In the mid-1990s, as VP Singh was scrambling to help form a non-BJP, non-Cong ‘Third Front’ government, we asked the former prime minister if such a ‘khichdi’ government was good for the country. “I don’t know about being desirable, but it is inevitable,” was his sharp response. Singh was seen as the original mascot of third front politics: in 1989, he became prime minister by forging a coalition with, quite miraculously, the outside support of the BJP and the left. The single point agenda then was to remove the Rajiv Gandhi-led Congress government.
The defining image of the 1989 Lok Sabha elections was VP Singh campaigning across the country and claiming that he had in his pocket the Swiss bank account number where the Bofors payoff money had been deposited. Singh won the election and became prime minister but never revealed the account number. Nearly 30 years later, Rahul Gandhi is hoping to do to Narendra Modi what Singh did to his father Rajiv
The image was telling: Union law minister Ravi Shankar Prasad effusively welcoming the newly-inducted BJP member, Mukul Roy with flowers at the party headquarters. A former Trinamool Congress leader, accused in the Saradha and Narada scams, now being treated as a prize catch by no less a figure than the law minister. It was almost as if his entry into the ruling party had dramatically purified Roy of any corruption taint.
As the seasons change, there is a spring in the step of the Congress which suggests that a long and harsh summer in the political wilderness maybe ending. Rahul Gandhi is finally set to take over the party leadership, there is a buzz around the Congress’ aggressive social media strategy, new anti-BJP alliances are being cemented in poll-bound Gujarat, demonetisation and GST have become useful weapons to attack the government and open rebellion by senior BJP leaders like Yashwant Sinha has given further ammunition to the Opposition.
To understand vox populi on the Uttar Pradesh assembly election, India Today's Rajdeep Sardesai takes you through the 'Land of Awadh'.
We meet voters to understand will the alliance between Akhilesh Yadav's Samajwadi Party and Congress replicate the success of 2012? Or will Narendra Modi and the BJP will be able to build up on the momentum of the spectactular 2014 Lok Sabha elections? Or will Mayawati remain as the x-factor?
Five years is an eternity in Indian politics. As Rahul Gandhi and Akhilesh Yadav beamed beatifically into the cameras last weekend, the mind was thrown back to 2012 when just ahead of the Uttar Pradesh elections, Gandhi had delivered a solo performance, stressing that the Congress was in UP for the long haul, and would fight the region-based caste parties like the Samajwadi Party and the Bahujan Samaj Party. “The Congress doesn’t look at a single election, we have a 10 year plan,” he had boldly claimed then.

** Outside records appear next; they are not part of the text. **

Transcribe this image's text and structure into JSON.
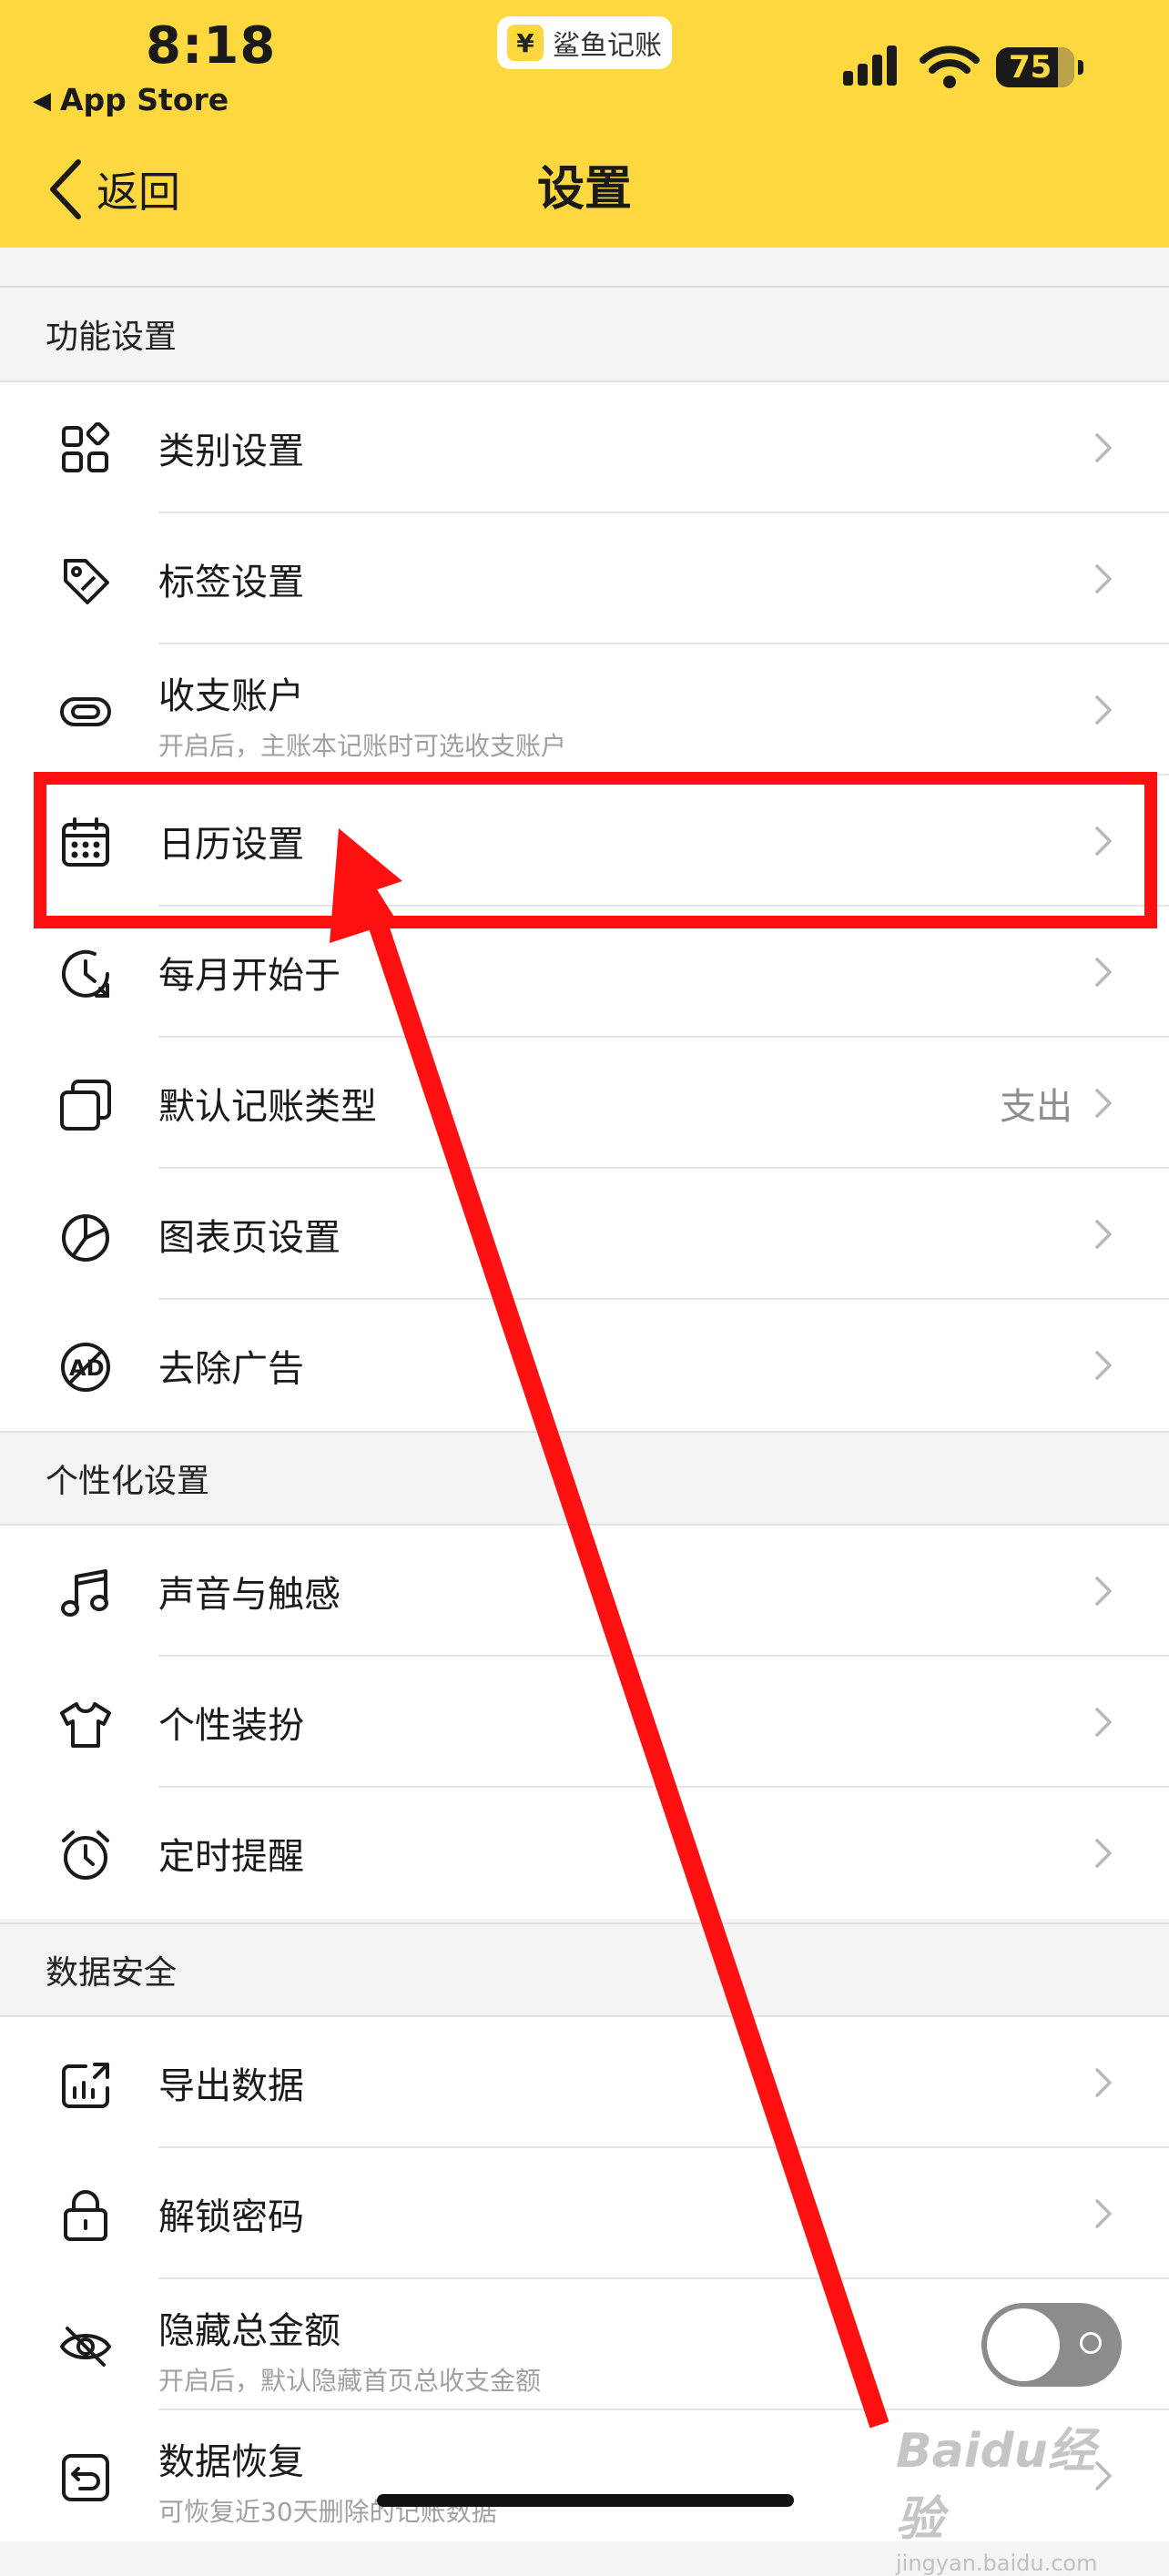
{
  "status_bar": {
    "time": "8:18",
    "back_app": "App Store",
    "app_pill_text": "鲨鱼记账",
    "app_pill_symbol": "¥",
    "battery": "75"
  },
  "nav": {
    "back_label": "返回",
    "title": "设置"
  },
  "sections": [
    {
      "title": "功能设置",
      "items": [
        {
          "label": "类别设置",
          "icon": "category-grid-icon"
        },
        {
          "label": "标签设置",
          "icon": "tag-icon"
        },
        {
          "label": "收支账户",
          "icon": "account-link-icon",
          "subtitle": "开启后，主账本记账时可选收支账户"
        },
        {
          "label": "日历设置",
          "icon": "calendar-icon"
        },
        {
          "label": "每月开始于",
          "icon": "clock-refresh-icon"
        },
        {
          "label": "默认记账类型",
          "icon": "stacked-squares-icon",
          "value": "支出"
        },
        {
          "label": "图表页设置",
          "icon": "pie-chart-icon"
        },
        {
          "label": "去除广告",
          "icon": "no-ads-icon"
        }
      ]
    },
    {
      "title": "个性化设置",
      "items": [
        {
          "label": "声音与触感",
          "icon": "music-note-icon"
        },
        {
          "label": "个性装扮",
          "icon": "tshirt-icon"
        },
        {
          "label": "定时提醒",
          "icon": "alarm-clock-icon"
        }
      ]
    },
    {
      "title": "数据安全",
      "items": [
        {
          "label": "导出数据",
          "icon": "export-chart-icon"
        },
        {
          "label": "解锁密码",
          "icon": "lock-icon"
        },
        {
          "label": "隐藏总金额",
          "icon": "eye-hidden-icon",
          "subtitle": "开启后，默认隐藏首页总收支金额",
          "toggle": false
        },
        {
          "label": "数据恢复",
          "icon": "restore-icon",
          "subtitle": "可恢复近30天删除的记账数据"
        }
      ]
    }
  ],
  "watermark": {
    "brand": "Baidu经验",
    "url": "jingyan.baidu.com"
  },
  "colors": {
    "header_yellow": "#fdd83f",
    "highlight_red": "#ff1010",
    "toggle_off": "#8c8c8c"
  }
}
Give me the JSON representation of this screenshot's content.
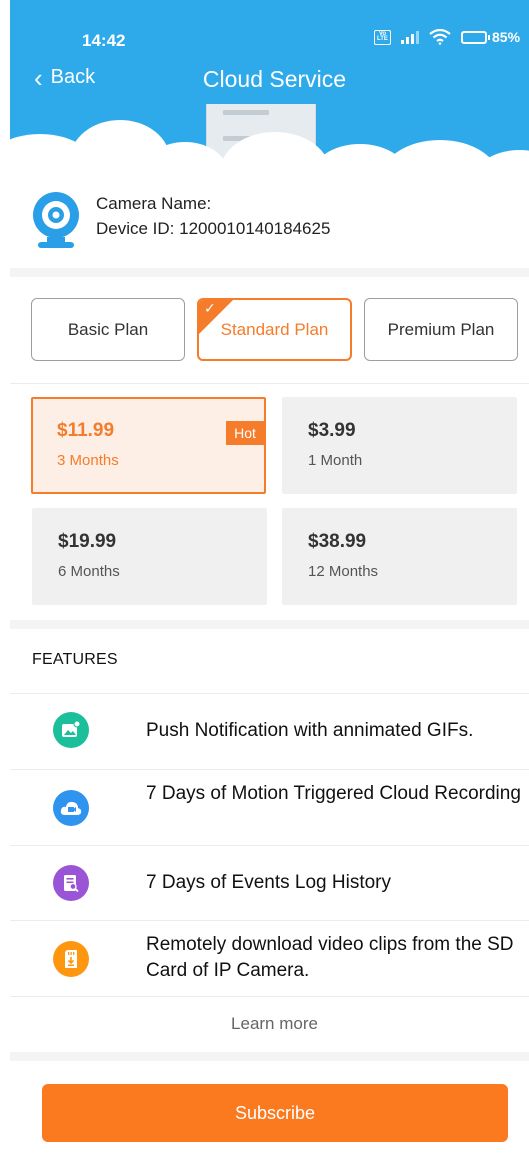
{
  "status_bar": {
    "time": "14:42",
    "network_badge": "Vo LTE",
    "battery_percent": "85%"
  },
  "nav": {
    "back_label": "Back",
    "title": "Cloud Service"
  },
  "camera": {
    "name_label": "Camera Name:",
    "device_id_label": "Device ID: 1200010140184625"
  },
  "plans": [
    {
      "label": "Basic Plan",
      "selected": false
    },
    {
      "label": "Standard Plan",
      "selected": true
    },
    {
      "label": "Premium Plan",
      "selected": false
    }
  ],
  "prices": [
    {
      "amount": "$11.99",
      "duration": "3 Months",
      "badge": "Hot",
      "selected": true
    },
    {
      "amount": "$3.99",
      "duration": "1 Month",
      "selected": false
    },
    {
      "amount": "$19.99",
      "duration": "6 Months",
      "selected": false
    },
    {
      "amount": "$38.99",
      "duration": "12 Months",
      "selected": false
    }
  ],
  "features": {
    "title": "FEATURES",
    "items": [
      {
        "icon": "image-notification-icon",
        "color": "#1bbf9a",
        "text": "Push Notification with annimated GIFs."
      },
      {
        "icon": "cloud-video-icon",
        "color": "#2e94ee",
        "text": "7 Days of Motion Triggered Cloud Recording"
      },
      {
        "icon": "event-log-icon",
        "color": "#9a55d6",
        "text": "7 Days of Events Log History"
      },
      {
        "icon": "sd-card-download-icon",
        "color": "#ff9610",
        "text": "Remotely download video clips from the SD Card of IP Camera."
      }
    ]
  },
  "learn_more": "Learn more",
  "subscribe": "Subscribe",
  "colors": {
    "header": "#2eaaeb",
    "accent": "#f57c2a",
    "subscribe": "#fb7a1f"
  }
}
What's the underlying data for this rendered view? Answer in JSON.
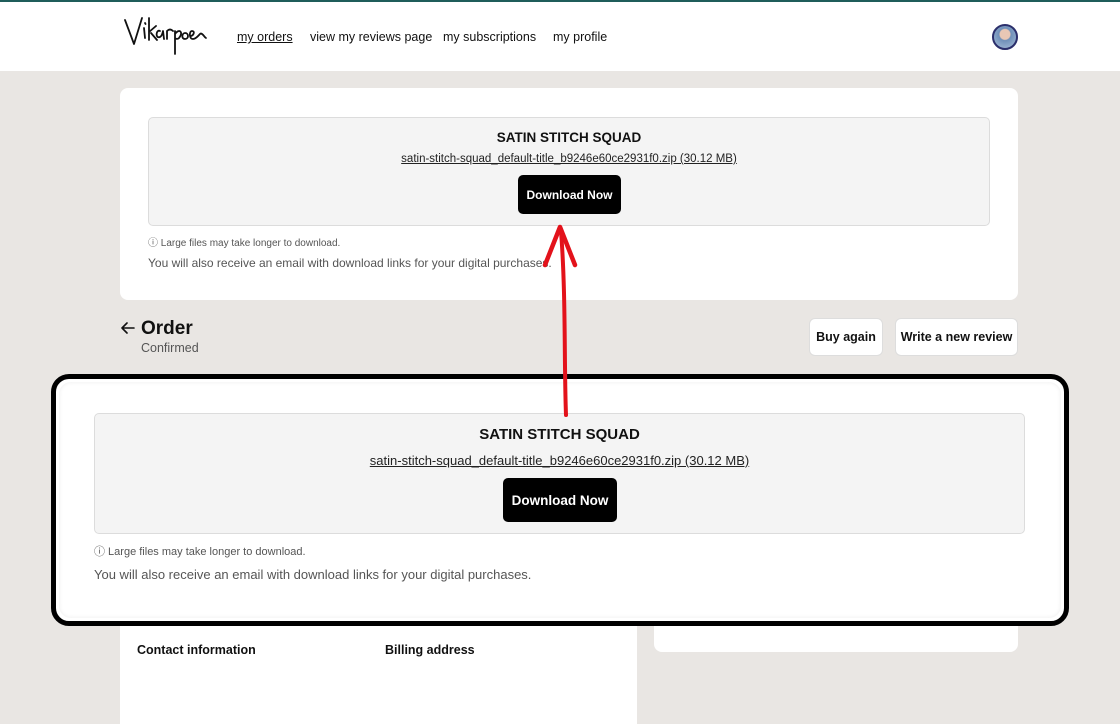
{
  "header": {
    "logo_text": "Vikarpore",
    "nav": [
      "my orders",
      "view my reviews page",
      "my subscriptions",
      "my profile"
    ]
  },
  "download_card": {
    "product_title": "SATIN STITCH SQUAD",
    "file_link": "satin-stitch-squad_default-title_b9246e60ce2931f0.zip (30.12 MB)",
    "button": "Download Now",
    "large_file_note": "ⓘ Large files may take longer to download.",
    "email_note": "You will also receive an email with download links for your digital purchases."
  },
  "order": {
    "title": "Order",
    "status": "Confirmed",
    "buy_again": "Buy again",
    "write_review": "Write a new review"
  },
  "details": {
    "contact": "Contact information",
    "billing": "Billing address"
  },
  "colors": {
    "accent_line": "#1f5d5a",
    "annotation_arrow": "#e3121b",
    "button_bg": "#000000"
  }
}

We want a Congress Mukt Bharat,” thundered Narendra Modi in the 2014 general election campaign, a slogan echoed repeatedly BJP president, Amit Shah. The declared goal was not just to win an election, but to “eliminate” the Congress from the country’s national political map. Two years later, the Modi-Shah duo’s ambition is on track. If at the start of 2016, the Congress was ruling in nine states, it is now in charge in just seven states after its governments were dismissed in Arunachal Pradesh and Uttarakhand.